### The task
Write out each line below exactly as it appears.

** Material provided follows **

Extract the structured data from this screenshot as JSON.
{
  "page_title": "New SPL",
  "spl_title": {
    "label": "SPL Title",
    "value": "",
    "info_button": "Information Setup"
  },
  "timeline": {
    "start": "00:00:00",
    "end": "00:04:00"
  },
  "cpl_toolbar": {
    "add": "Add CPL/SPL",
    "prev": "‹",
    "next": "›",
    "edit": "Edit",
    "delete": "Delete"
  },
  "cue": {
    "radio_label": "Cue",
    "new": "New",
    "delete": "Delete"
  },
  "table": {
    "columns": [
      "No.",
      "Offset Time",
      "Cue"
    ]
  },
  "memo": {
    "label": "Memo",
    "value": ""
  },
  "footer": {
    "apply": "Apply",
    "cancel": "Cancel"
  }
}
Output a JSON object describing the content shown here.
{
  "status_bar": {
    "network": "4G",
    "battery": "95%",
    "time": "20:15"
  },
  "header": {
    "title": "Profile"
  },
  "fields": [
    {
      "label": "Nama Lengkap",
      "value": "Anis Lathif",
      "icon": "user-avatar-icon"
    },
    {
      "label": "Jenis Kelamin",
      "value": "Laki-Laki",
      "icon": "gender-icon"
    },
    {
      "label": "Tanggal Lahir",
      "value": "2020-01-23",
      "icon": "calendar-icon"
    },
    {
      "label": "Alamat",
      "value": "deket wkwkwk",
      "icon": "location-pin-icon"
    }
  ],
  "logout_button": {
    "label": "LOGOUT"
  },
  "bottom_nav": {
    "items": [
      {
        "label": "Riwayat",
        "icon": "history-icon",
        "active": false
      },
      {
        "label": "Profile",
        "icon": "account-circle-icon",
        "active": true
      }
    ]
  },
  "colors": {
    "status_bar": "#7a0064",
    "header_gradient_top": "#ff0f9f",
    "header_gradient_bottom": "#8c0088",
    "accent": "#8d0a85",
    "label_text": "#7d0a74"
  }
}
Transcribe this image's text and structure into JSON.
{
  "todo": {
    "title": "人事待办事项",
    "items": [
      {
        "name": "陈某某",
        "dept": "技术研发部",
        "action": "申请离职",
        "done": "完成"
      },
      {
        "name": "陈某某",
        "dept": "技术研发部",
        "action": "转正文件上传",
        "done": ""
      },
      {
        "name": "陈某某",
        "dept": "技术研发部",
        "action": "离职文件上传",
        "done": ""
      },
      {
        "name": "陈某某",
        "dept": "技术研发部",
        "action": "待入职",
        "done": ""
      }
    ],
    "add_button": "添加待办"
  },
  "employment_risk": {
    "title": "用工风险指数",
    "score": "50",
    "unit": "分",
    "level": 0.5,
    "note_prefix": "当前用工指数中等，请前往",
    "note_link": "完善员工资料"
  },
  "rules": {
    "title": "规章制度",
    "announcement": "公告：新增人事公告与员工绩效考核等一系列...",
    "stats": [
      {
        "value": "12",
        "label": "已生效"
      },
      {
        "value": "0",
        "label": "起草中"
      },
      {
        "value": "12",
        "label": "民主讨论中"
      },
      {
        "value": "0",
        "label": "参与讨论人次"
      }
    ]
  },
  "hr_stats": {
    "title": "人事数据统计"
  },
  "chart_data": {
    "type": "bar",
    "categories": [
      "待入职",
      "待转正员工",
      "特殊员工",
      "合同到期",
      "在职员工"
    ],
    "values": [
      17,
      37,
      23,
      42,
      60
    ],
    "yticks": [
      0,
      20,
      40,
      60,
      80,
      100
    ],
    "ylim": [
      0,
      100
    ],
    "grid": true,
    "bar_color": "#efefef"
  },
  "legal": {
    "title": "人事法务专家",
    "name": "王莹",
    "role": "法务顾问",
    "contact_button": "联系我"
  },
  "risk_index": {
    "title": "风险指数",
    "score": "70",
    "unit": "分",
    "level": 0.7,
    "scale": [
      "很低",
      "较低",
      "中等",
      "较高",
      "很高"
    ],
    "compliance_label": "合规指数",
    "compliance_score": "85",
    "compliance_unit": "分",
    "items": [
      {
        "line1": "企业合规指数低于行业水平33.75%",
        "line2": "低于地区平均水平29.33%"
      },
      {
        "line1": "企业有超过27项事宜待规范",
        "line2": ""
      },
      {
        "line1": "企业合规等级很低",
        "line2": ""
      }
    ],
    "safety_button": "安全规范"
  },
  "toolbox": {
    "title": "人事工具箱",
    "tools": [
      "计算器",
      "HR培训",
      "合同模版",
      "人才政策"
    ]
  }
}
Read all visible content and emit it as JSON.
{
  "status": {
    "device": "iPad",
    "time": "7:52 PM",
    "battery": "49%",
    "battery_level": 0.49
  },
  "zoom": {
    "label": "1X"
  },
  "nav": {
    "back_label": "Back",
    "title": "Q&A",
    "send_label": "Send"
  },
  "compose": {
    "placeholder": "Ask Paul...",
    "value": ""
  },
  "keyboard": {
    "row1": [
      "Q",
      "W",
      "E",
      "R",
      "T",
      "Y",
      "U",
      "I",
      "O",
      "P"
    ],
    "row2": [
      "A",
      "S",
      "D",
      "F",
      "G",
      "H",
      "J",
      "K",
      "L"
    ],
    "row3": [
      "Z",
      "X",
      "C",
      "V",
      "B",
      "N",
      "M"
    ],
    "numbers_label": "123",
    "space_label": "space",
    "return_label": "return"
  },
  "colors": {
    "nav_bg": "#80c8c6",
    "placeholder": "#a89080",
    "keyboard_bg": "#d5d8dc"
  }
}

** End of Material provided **

### Written solution
Extract the structured data from this screenshot as JSON.
{
  "page_title": "New SPL",
  "spl_title": {
    "label": "SPL Title",
    "value": "",
    "info_button": "Information Setup"
  },
  "timeline": {
    "start": "00:00:00",
    "end": "00:04:00"
  },
  "cpl_toolbar": {
    "add": "Add CPL/SPL",
    "prev": "‹",
    "next": "›",
    "edit": "Edit",
    "delete": "Delete"
  },
  "cue": {
    "radio_label": "Cue",
    "new": "New",
    "delete": "Delete"
  },
  "table": {
    "columns": [
      "No.",
      "Offset Time",
      "Cue"
    ]
  },
  "memo": {
    "label": "Memo",
    "value": ""
  },
  "footer": {
    "apply": "Apply",
    "cancel": "Cancel"
  }
}
Output a JSON object describing the content shown here.
{
  "status_bar": {
    "network": "4G",
    "battery": "95%",
    "time": "20:15"
  },
  "header": {
    "title": "Profile"
  },
  "fields": [
    {
      "label": "Nama Lengkap",
      "value": "Anis Lathif",
      "icon": "user-avatar-icon"
    },
    {
      "label": "Jenis Kelamin",
      "value": "Laki-Laki",
      "icon": "gender-icon"
    },
    {
      "label": "Tanggal Lahir",
      "value": "2020-01-23",
      "icon": "calendar-icon"
    },
    {
      "label": "Alamat",
      "value": "deket wkwkwk",
      "icon": "location-pin-icon"
    }
  ],
  "logout_button": {
    "label": "LOGOUT"
  },
  "bottom_nav": {
    "items": [
      {
        "label": "Riwayat",
        "icon": "history-icon",
        "active": false
      },
      {
        "label": "Profile",
        "icon": "account-circle-icon",
        "active": true
      }
    ]
  },
  "colors": {
    "status_bar": "#7a0064",
    "header_gradient_top": "#ff0f9f",
    "header_gradient_bottom": "#8c0088",
    "accent": "#8d0a85",
    "label_text": "#7d0a74"
  }
}
Transcribe this image's text and structure into JSON.
{
  "todo": {
    "title": "人事待办事项",
    "items": [
      {
        "name": "陈某某",
        "dept": "技术研发部",
        "action": "申请离职",
        "done": "完成"
      },
      {
        "name": "陈某某",
        "dept": "技术研发部",
        "action": "转正文件上传",
        "done": ""
      },
      {
        "name": "陈某某",
        "dept": "技术研发部",
        "action": "离职文件上传",
        "done": ""
      },
      {
        "name": "陈某某",
        "dept": "技术研发部",
        "action": "待入职",
        "done": ""
      }
    ],
    "add_button": "添加待办"
  },
  "employment_risk": {
    "title": "用工风险指数",
    "score": "50",
    "unit": "分",
    "level": 0.5,
    "note_prefix": "当前用工指数中等，请前往",
    "note_link": "完善员工资料"
  },
  "rules": {
    "title": "规章制度",
    "announcement": "公告：新增人事公告与员工绩效考核等一系列...",
    "stats": [
      {
        "value": "12",
        "label": "已生效"
      },
      {
        "value": "0",
        "label": "起草中"
      },
      {
        "value": "12",
        "label": "民主讨论中"
      },
      {
        "value": "0",
        "label": "参与讨论人次"
      }
    ]
  },
  "hr_stats": {
    "title": "人事数据统计"
  },
  "chart_data": {
    "type": "bar",
    "categories": [
      "待入职",
      "待转正员工",
      "特殊员工",
      "合同到期",
      "在职员工"
    ],
    "values": [
      17,
      37,
      23,
      42,
      60
    ],
    "yticks": [
      0,
      20,
      40,
      60,
      80,
      100
    ],
    "ylim": [
      0,
      100
    ],
    "grid": true,
    "bar_color": "#efefef"
  },
  "legal": {
    "title": "人事法务专家",
    "name": "王莹",
    "role": "法务顾问",
    "contact_button": "联系我"
  },
  "risk_index": {
    "title": "风险指数",
    "score": "70",
    "unit": "分",
    "level": 0.7,
    "scale": [
      "很低",
      "较低",
      "中等",
      "较高",
      "很高"
    ],
    "compliance_label": "合规指数",
    "compliance_score": "85",
    "compliance_unit": "分",
    "items": [
      {
        "line1": "企业合规指数低于行业水平33.75%",
        "line2": "低于地区平均水平29.33%"
      },
      {
        "line1": "企业有超过27项事宜待规范",
        "line2": ""
      },
      {
        "line1": "企业合规等级很低",
        "line2": ""
      }
    ],
    "safety_button": "安全规范"
  },
  "toolbox": {
    "title": "人事工具箱",
    "tools": [
      "计算器",
      "HR培训",
      "合同模版",
      "人才政策"
    ]
  }
}
Read all visible content and emit it as JSON.
{
  "status": {
    "device": "iPad",
    "time": "7:52 PM",
    "battery": "49%",
    "battery_level": 0.49
  },
  "zoom": {
    "label": "1X"
  },
  "nav": {
    "back_label": "Back",
    "title": "Q&A",
    "send_label": "Send"
  },
  "compose": {
    "placeholder": "Ask Paul...",
    "value": ""
  },
  "keyboard": {
    "row1": [
      "Q",
      "W",
      "E",
      "R",
      "T",
      "Y",
      "U",
      "I",
      "O",
      "P"
    ],
    "row2": [
      "A",
      "S",
      "D",
      "F",
      "G",
      "H",
      "J",
      "K",
      "L"
    ],
    "row3": [
      "Z",
      "X",
      "C",
      "V",
      "B",
      "N",
      "M"
    ],
    "numbers_label": "123",
    "space_label": "space",
    "return_label": "return"
  },
  "colors": {
    "nav_bg": "#80c8c6",
    "placeholder": "#a89080",
    "keyboard_bg": "#d5d8dc"
  }
}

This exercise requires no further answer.